Apples are picked, frozen for winter pies and many buckets shared with our neighbors as well as visiting deer.

All this means precious little time in the sewing room but September’s Cheddarback (BOM from Sentimental Stitches) blocks are done.



I am so ready for a bit of “down time” - we are off for a little adventure to chase the Fall colors...

Back later...

Pat

Sunday, August 25, 2019

August, sweet August...

As summer winds down and we move towards September and the changing of seasons, I can’t help but think back on the last 3 months...here at Taylorsoutback in northcentral Wisconsin, summer days flow quickly by...much too fast. In our part of the world, Summer, Fall and Spring are here and gone in a flash but the our winter months seem to hang on and on...So we tend to store up as much good times outdoors as we can to get us through the colder and shorter days to come. For our family, August is the month of birthdays and our wedding anniversary...53 years!

Many years ago, when we first moved to Wisconsin, we had a little 14 foot Shasta trailer and we would visit various campgrounds in the area. Coincidentally, one of the places was located only a few miles from where we live now. While the campground is no longer there, the property has been bought by a very energetic family and one of the huge projects they have taken on is repurposing the original barn that use to serve as the campground check in office. I love old barns and it is always a treat to see one lovingly taken care of.

This weekend, the family opened up the barn to local vendors and staged a “Change of Seasons” craft show. Of course, we had to pay a visit!





The barn looks good and it sure brought back some fond memories...

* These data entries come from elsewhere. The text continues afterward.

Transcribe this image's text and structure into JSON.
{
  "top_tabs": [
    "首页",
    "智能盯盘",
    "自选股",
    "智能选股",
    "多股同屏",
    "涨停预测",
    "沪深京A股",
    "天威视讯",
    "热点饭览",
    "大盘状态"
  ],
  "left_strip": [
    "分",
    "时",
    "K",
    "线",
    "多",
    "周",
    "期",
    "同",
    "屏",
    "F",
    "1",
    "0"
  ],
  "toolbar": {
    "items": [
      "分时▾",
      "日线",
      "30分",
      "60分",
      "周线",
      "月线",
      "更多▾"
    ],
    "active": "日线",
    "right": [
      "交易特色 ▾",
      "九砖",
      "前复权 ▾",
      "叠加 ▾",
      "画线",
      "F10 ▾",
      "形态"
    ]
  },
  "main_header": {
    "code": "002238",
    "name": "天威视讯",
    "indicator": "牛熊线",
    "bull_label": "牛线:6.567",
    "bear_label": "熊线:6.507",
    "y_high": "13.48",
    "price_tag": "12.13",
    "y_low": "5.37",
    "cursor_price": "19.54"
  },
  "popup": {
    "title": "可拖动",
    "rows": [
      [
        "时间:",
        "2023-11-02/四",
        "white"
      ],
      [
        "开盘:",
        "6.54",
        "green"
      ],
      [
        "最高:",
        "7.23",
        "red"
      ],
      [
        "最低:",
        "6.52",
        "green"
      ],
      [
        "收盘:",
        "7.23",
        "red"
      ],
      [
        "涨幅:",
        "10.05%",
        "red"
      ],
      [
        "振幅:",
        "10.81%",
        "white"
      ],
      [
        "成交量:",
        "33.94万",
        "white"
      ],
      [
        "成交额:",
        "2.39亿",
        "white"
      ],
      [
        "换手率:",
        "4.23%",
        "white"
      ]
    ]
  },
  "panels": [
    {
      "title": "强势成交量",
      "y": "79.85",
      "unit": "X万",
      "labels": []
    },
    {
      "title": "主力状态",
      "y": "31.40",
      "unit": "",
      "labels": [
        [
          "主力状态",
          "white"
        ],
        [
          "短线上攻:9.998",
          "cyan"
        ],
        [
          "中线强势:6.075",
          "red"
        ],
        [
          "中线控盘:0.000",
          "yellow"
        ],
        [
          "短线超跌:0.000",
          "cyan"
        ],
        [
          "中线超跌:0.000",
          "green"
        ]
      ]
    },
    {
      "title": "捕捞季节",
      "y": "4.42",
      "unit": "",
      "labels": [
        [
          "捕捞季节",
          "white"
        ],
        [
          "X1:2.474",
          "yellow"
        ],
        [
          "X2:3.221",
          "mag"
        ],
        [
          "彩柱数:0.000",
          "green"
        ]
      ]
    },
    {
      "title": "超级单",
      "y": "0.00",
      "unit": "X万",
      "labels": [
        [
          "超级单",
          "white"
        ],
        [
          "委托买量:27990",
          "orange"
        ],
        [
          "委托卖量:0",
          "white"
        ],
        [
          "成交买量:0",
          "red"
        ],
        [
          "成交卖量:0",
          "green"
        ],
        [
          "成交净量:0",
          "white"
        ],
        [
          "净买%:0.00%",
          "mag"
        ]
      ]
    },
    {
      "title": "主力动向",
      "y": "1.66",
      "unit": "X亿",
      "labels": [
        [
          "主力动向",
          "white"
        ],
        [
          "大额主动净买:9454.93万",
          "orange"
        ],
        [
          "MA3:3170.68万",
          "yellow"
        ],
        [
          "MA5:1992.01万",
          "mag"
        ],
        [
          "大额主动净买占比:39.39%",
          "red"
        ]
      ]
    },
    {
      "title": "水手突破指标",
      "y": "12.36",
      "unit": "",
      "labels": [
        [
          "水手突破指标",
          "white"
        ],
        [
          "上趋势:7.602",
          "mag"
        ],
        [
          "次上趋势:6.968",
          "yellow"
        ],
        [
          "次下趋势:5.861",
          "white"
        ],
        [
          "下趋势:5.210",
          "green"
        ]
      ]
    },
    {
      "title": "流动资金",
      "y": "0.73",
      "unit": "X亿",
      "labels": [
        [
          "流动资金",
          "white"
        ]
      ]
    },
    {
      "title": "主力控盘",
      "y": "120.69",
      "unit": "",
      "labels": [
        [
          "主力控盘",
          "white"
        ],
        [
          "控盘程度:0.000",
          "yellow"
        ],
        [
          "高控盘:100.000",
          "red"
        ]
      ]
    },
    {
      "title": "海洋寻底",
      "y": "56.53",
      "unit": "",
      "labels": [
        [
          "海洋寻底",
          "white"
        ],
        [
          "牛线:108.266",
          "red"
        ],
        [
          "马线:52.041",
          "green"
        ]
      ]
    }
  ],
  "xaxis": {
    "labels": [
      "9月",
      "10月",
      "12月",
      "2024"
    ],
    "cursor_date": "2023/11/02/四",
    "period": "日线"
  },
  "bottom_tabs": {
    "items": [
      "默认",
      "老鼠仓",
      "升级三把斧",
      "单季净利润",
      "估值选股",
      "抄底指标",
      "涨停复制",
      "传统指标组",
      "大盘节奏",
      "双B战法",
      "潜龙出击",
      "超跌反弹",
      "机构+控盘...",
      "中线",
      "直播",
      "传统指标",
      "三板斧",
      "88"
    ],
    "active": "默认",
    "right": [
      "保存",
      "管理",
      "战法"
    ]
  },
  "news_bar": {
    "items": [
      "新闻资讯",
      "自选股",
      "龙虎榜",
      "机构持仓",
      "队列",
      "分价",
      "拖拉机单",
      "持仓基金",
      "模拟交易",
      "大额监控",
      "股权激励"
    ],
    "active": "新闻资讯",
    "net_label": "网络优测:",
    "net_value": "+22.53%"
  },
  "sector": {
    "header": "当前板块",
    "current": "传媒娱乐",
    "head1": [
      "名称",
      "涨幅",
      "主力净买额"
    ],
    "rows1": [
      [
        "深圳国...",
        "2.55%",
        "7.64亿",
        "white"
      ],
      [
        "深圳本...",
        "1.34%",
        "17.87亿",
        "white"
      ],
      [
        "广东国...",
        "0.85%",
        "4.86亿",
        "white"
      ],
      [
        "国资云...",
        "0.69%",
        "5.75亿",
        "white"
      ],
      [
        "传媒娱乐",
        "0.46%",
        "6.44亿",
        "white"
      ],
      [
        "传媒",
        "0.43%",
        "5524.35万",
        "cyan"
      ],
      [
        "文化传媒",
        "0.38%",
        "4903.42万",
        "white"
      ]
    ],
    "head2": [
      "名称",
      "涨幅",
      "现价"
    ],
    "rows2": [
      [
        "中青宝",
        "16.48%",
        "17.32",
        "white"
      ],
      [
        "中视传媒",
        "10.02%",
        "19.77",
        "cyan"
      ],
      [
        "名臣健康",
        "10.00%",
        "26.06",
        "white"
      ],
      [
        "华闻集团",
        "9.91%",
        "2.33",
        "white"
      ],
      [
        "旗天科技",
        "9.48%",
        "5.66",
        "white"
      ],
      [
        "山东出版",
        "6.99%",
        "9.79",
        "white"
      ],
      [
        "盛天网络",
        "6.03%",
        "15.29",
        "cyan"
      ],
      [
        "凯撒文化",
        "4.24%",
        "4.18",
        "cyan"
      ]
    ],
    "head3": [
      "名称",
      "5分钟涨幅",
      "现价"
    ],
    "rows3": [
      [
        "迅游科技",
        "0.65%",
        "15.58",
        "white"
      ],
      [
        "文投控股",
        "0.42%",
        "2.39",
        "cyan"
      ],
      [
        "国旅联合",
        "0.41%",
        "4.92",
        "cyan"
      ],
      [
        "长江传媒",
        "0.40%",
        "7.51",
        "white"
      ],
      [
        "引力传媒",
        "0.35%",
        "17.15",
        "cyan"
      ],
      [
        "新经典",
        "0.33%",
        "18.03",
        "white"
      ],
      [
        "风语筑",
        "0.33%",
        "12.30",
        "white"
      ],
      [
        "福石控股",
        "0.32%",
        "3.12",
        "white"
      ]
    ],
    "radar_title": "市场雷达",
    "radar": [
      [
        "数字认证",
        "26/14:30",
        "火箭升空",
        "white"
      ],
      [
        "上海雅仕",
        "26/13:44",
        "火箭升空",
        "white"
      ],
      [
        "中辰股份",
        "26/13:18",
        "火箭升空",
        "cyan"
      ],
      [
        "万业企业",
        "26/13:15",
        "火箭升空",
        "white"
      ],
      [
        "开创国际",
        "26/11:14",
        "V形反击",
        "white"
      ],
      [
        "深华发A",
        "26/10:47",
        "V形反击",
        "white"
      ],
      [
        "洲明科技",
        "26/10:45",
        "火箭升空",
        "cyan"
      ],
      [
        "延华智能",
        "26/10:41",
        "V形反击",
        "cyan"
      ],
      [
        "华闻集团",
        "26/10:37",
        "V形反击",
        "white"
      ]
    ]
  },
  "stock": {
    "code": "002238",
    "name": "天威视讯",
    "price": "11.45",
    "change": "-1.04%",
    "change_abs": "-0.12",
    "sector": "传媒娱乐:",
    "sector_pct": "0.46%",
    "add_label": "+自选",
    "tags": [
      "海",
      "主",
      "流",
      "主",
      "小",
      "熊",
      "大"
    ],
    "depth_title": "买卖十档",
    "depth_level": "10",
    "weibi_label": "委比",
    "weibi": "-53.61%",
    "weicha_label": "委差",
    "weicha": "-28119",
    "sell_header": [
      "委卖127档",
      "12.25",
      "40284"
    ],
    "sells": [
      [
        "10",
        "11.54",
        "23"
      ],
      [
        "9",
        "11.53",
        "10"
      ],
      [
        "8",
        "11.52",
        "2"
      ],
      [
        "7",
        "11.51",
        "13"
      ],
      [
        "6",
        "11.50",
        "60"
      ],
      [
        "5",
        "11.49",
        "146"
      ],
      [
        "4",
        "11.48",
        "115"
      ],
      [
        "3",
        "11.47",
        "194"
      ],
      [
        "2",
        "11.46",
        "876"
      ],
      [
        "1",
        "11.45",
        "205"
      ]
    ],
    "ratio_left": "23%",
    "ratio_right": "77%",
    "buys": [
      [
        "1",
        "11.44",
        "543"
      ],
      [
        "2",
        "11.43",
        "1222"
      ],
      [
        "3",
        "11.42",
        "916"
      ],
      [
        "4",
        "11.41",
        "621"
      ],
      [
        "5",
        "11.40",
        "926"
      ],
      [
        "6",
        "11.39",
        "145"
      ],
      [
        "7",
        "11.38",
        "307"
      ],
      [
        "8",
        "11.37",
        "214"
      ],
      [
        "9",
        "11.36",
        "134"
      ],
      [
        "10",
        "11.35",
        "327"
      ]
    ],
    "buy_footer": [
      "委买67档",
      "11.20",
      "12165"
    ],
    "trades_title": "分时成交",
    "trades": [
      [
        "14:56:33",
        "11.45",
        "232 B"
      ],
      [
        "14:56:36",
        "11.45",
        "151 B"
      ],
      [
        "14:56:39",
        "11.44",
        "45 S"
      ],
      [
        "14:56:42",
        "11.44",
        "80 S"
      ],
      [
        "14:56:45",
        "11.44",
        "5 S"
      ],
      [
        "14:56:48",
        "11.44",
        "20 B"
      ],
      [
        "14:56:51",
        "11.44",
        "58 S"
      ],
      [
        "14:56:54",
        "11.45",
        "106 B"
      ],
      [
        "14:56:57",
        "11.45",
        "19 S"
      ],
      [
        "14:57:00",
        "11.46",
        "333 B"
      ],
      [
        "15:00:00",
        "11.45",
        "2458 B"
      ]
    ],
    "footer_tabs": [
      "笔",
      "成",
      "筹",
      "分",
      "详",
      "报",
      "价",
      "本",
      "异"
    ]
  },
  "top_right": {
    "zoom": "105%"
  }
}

We walked around the property and along the river that flows behind it...we used to pull our little camper up next to the water and Mr. Outback would head out with his trout fishing gear...

Things have grown up in the last 30+years but it still has that sense of peacefulness you can find by the water...




Another very fun event took place recently - if you live in Wisconsin, there is a very good chance you are a strong Green Bay Packer football fan. It is kind of a requirement actually and yes, we have been known to wear cheeseheads. 

On August 11th, The Pack celebrated 100 seasons in the NFL and they put on a party that included cupcakes, special grass seed packets to grow your own Lambeau Field and lots of other “freebies” - 
We got to watch Training Camp as our team practiced...#12 - Mr. Roger’s Neighborhood...



And a wonderful tour of Lambeau topped off the day...I had no idea how beautiful a football stadium could be!

Of course, we were not allowed to be on the field...but my toes could stand at the edge...


My daughter-in-law and I by the goal post...

Between all the visiting, activities and some heavy duty gardening at the house, I have managed to do a little stitching...very little...
August Cheddarback blocks from Sentimental Stitches are done...


And lots of 1 1/2” diamonds have been prepped for the 6 pointed stars that are needed for Victoria’s Garden...




Meanwhile...the days march on; starlings and flocks of geese are all ready gathering...the nights are delightfully cool for sleeping and Labor Day is on the horizon...

Wishing each of you sweet days, good memories and time to stitch...

Pat